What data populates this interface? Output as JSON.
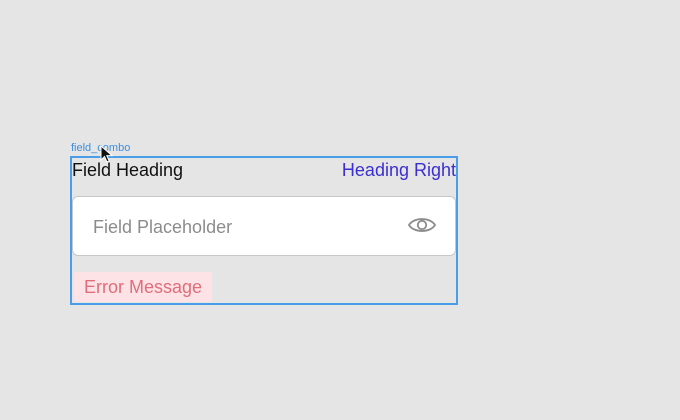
{
  "frame": {
    "label": "field_combo"
  },
  "field": {
    "heading": "Field Heading",
    "heading_right": "Heading Right",
    "placeholder": "Field Placeholder",
    "error_message": "Error Message",
    "trailing_icon": "eye-icon"
  },
  "colors": {
    "canvas": "#e5e5e5",
    "selection": "#4a9ee8",
    "heading_right": "#3b2fcf",
    "error_text": "#e06d7c",
    "error_bg": "#fde3e5"
  }
}
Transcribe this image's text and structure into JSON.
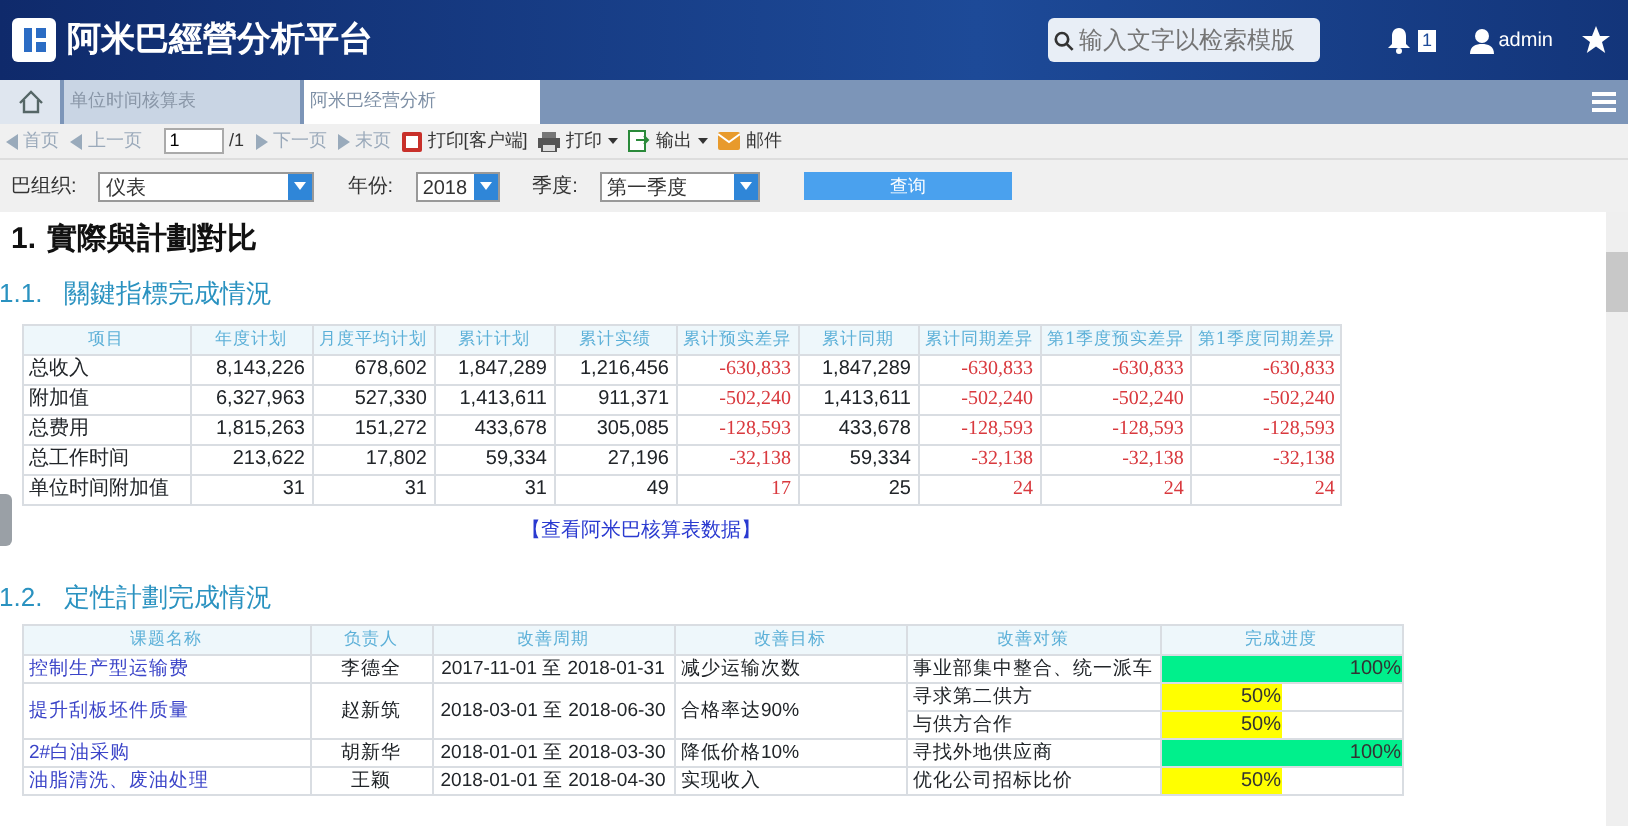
{
  "header": {
    "title": "阿米巴經營分析平台",
    "search": {
      "placeholder": "输入文字以检索模版"
    },
    "notification_count": "1",
    "user": "admin"
  },
  "tabs": [
    {
      "label": "单位时间核算表",
      "selected": false
    },
    {
      "label": "阿米巴经营分析",
      "selected": true
    }
  ],
  "toolbar": {
    "items": [
      {
        "kind": "nav",
        "label": "首页",
        "disabled": true
      },
      {
        "kind": "nav",
        "label": "上一页",
        "disabled": true
      },
      {
        "kind": "page",
        "value": "1",
        "total": "/1",
        "disabled": false
      },
      {
        "kind": "nav",
        "label": "下一页",
        "disabled": true
      },
      {
        "kind": "nav",
        "label": "末页",
        "disabled": true
      },
      {
        "kind": "pdf",
        "label": "打印[客户端]",
        "disabled": false
      },
      {
        "kind": "print",
        "label": "打印",
        "disabled": false
      },
      {
        "kind": "export",
        "label": "输出",
        "disabled": false
      },
      {
        "kind": "mail",
        "label": "邮件",
        "disabled": false
      }
    ]
  },
  "filters": [
    {
      "label": "巴组织:",
      "value": "仪表"
    },
    {
      "label": "年份:",
      "value": "2018"
    },
    {
      "label": "季度:",
      "value": "第一季度"
    }
  ],
  "query_button": "查询",
  "heading": {
    "number": "1.",
    "text": "實際與計劃對比"
  },
  "section_1": {
    "number": "1.1.",
    "title": "關鍵指標完成情況",
    "columns": [
      {
        "label": "项目",
        "kind": "text"
      },
      {
        "label": "年度计划",
        "kind": "num"
      },
      {
        "label": "月度平均计划",
        "kind": "num"
      },
      {
        "label": "累计计划",
        "kind": "num"
      },
      {
        "label": "累计实绩",
        "kind": "num"
      },
      {
        "label": "累计预实差异",
        "kind": "diff"
      },
      {
        "label": "累计同期",
        "kind": "num"
      },
      {
        "label": "累计同期差异",
        "kind": "diff"
      },
      {
        "label": "第1季度预实差异",
        "kind": "diff"
      },
      {
        "label": "第1季度同期差异",
        "kind": "diff"
      }
    ],
    "rows": [
      [
        "总收入",
        "8,143,226",
        "678,602",
        "1,847,289",
        "1,216,456",
        "-630,833",
        "1,847,289",
        "-630,833",
        "-630,833",
        "-630,833"
      ],
      [
        "附加值",
        "6,327,963",
        "527,330",
        "1,413,611",
        "911,371",
        "-502,240",
        "1,413,611",
        "-502,240",
        "-502,240",
        "-502,240"
      ],
      [
        "总费用",
        "1,815,263",
        "151,272",
        "433,678",
        "305,085",
        "-128,593",
        "433,678",
        "-128,593",
        "-128,593",
        "-128,593"
      ],
      [
        "总工作时间",
        "213,622",
        "17,802",
        "59,334",
        "27,196",
        "-32,138",
        "59,334",
        "-32,138",
        "-32,138",
        "-32,138"
      ],
      [
        "单位时间附加值",
        "31",
        "31",
        "31",
        "49",
        "17",
        "25",
        "24",
        "24",
        "24"
      ]
    ],
    "link": "【查看阿米巴核算表数据】"
  },
  "section_2": {
    "number": "1.2.",
    "title": "定性計劃完成情況",
    "columns": [
      "课题名称",
      "负责人",
      "改善周期",
      "改善目标",
      "改善对策",
      "完成进度"
    ],
    "rows": [
      {
        "name": "控制生产型运输费",
        "owner": "李德全",
        "period": "2017-11-01 至 2018-01-31",
        "target": "减少运输次数",
        "measures": [
          {
            "text": "事业部集中整合、统一派车",
            "level": 1,
            "reading": "100%",
            "color": "#00f08c"
          }
        ]
      },
      {
        "name": "提升刮板坯件质量",
        "owner": "赵新筑",
        "period": "2018-03-01 至 2018-06-30",
        "target": "合格率达90%",
        "measures": [
          {
            "text": "寻求第二供方",
            "level": 0.5,
            "reading": "50%",
            "color": "#ffff00"
          },
          {
            "text": "与供方合作",
            "level": 0.5,
            "reading": "50%",
            "color": "#ffff00"
          }
        ]
      },
      {
        "name": "2#白油采购",
        "owner": "胡新华",
        "period": "2018-01-01 至 2018-03-30",
        "target": "降低价格10%",
        "measures": [
          {
            "text": "寻找外地供应商",
            "level": 1,
            "reading": "100%",
            "color": "#00f08c"
          }
        ]
      },
      {
        "name": "油脂清洗、废油处理",
        "owner": "王颖",
        "period": "2018-01-01 至 2018-04-30",
        "target": "实现收入",
        "measures": [
          {
            "text": "优化公司招标比价",
            "level": 0.5,
            "reading": "50%",
            "color": "#ffff00"
          }
        ]
      }
    ]
  }
}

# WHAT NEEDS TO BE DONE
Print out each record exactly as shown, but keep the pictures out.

# RESULT
What data populates this interface? Output as JSON.
{
  "frame": {
    "label": "field_combo"
  },
  "field": {
    "heading": "Field Heading",
    "heading_right": "Heading Right",
    "placeholder": "Field Placeholder",
    "error_message": "Error Message",
    "trailing_icon": "eye-icon"
  },
  "colors": {
    "canvas": "#e5e5e5",
    "selection": "#4a9ee8",
    "heading_right": "#3b2fcf",
    "error_text": "#e06d7c",
    "error_bg": "#fde3e5"
  }
}
Transcribe this image's text and structure into JSON.
{
  "header": {
    "title": "阿米巴經營分析平台",
    "search": {
      "placeholder": "输入文字以检索模版"
    },
    "notification_count": "1",
    "user": "admin"
  },
  "tabs": [
    {
      "label": "单位时间核算表",
      "selected": false
    },
    {
      "label": "阿米巴经营分析",
      "selected": true
    }
  ],
  "toolbar": {
    "items": [
      {
        "kind": "nav",
        "label": "首页",
        "disabled": true
      },
      {
        "kind": "nav",
        "label": "上一页",
        "disabled": true
      },
      {
        "kind": "page",
        "value": "1",
        "total": "/1",
        "disabled": false
      },
      {
        "kind": "nav",
        "label": "下一页",
        "disabled": true
      },
      {
        "kind": "nav",
        "label": "末页",
        "disabled": true
      },
      {
        "kind": "pdf",
        "label": "打印[客户端]",
        "disabled": false
      },
      {
        "kind": "print",
        "label": "打印",
        "disabled": false
      },
      {
        "kind": "export",
        "label": "输出",
        "disabled": false
      },
      {
        "kind": "mail",
        "label": "邮件",
        "disabled": false
      }
    ]
  },
  "filters": [
    {
      "label": "巴组织:",
      "value": "仪表"
    },
    {
      "label": "年份:",
      "value": "2018"
    },
    {
      "label": "季度:",
      "value": "第一季度"
    }
  ],
  "query_button": "查询",
  "heading": {
    "number": "1.",
    "text": "實際與計劃對比"
  },
  "section_1": {
    "number": "1.1.",
    "title": "關鍵指標完成情況",
    "columns": [
      {
        "label": "项目",
        "kind": "text"
      },
      {
        "label": "年度计划",
        "kind": "num"
      },
      {
        "label": "月度平均计划",
        "kind": "num"
      },
      {
        "label": "累计计划",
        "kind": "num"
      },
      {
        "label": "累计实绩",
        "kind": "num"
      },
      {
        "label": "累计预实差异",
        "kind": "diff"
      },
      {
        "label": "累计同期",
        "kind": "num"
      },
      {
        "label": "累计同期差异",
        "kind": "diff"
      },
      {
        "label": "第1季度预实差异",
        "kind": "diff"
      },
      {
        "label": "第1季度同期差异",
        "kind": "diff"
      }
    ],
    "rows": [
      [
        "总收入",
        "8,143,226",
        "678,602",
        "1,847,289",
        "1,216,456",
        "-630,833",
        "1,847,289",
        "-630,833",
        "-630,833",
        "-630,833"
      ],
      [
        "附加值",
        "6,327,963",
        "527,330",
        "1,413,611",
        "911,371",
        "-502,240",
        "1,413,611",
        "-502,240",
        "-502,240",
        "-502,240"
      ],
      [
        "总费用",
        "1,815,263",
        "151,272",
        "433,678",
        "305,085",
        "-128,593",
        "433,678",
        "-128,593",
        "-128,593",
        "-128,593"
      ],
      [
        "总工作时间",
        "213,622",
        "17,802",
        "59,334",
        "27,196",
        "-32,138",
        "59,334",
        "-32,138",
        "-32,138",
        "-32,138"
      ],
      [
        "单位时间附加值",
        "31",
        "31",
        "31",
        "49",
        "17",
        "25",
        "24",
        "24",
        "24"
      ]
    ],
    "link": "【查看阿米巴核算表数据】"
  },
  "section_2": {
    "number": "1.2.",
    "title": "定性計劃完成情況",
    "columns": [
      "课题名称",
      "负责人",
      "改善周期",
      "改善目标",
      "改善对策",
      "完成进度"
    ],
    "rows": [
      {
        "name": "控制生产型运输费",
        "owner": "李德全",
        "period": "2017-11-01 至 2018-01-31",
        "target": "减少运输次数",
        "measures": [
          {
            "text": "事业部集中整合、统一派车",
            "level": 1,
            "reading": "100%",
            "color": "#00f08c"
          }
        ]
      },
      {
        "name": "提升刮板坯件质量",
        "owner": "赵新筑",
        "period": "2018-03-01 至 2018-06-30",
        "target": "合格率达90%",
        "measures": [
          {
            "text": "寻求第二供方",
            "level": 0.5,
            "reading": "50%",
            "color": "#ffff00"
          },
          {
            "text": "与供方合作",
            "level": 0.5,
            "reading": "50%",
            "color": "#ffff00"
          }
        ]
      },
      {
        "name": "2#白油采购",
        "owner": "胡新华",
        "period": "2018-01-01 至 2018-03-30",
        "target": "降低价格10%",
        "measures": [
          {
            "text": "寻找外地供应商",
            "level": 1,
            "reading": "100%",
            "color": "#00f08c"
          }
        ]
      },
      {
        "name": "油脂清洗、废油处理",
        "owner": "王颖",
        "period": "2018-01-01 至 2018-04-30",
        "target": "实现收入",
        "measures": [
          {
            "text": "优化公司招标比价",
            "level": 0.5,
            "reading": "50%",
            "color": "#ffff00"
          }
        ]
      }
    ]
  }
}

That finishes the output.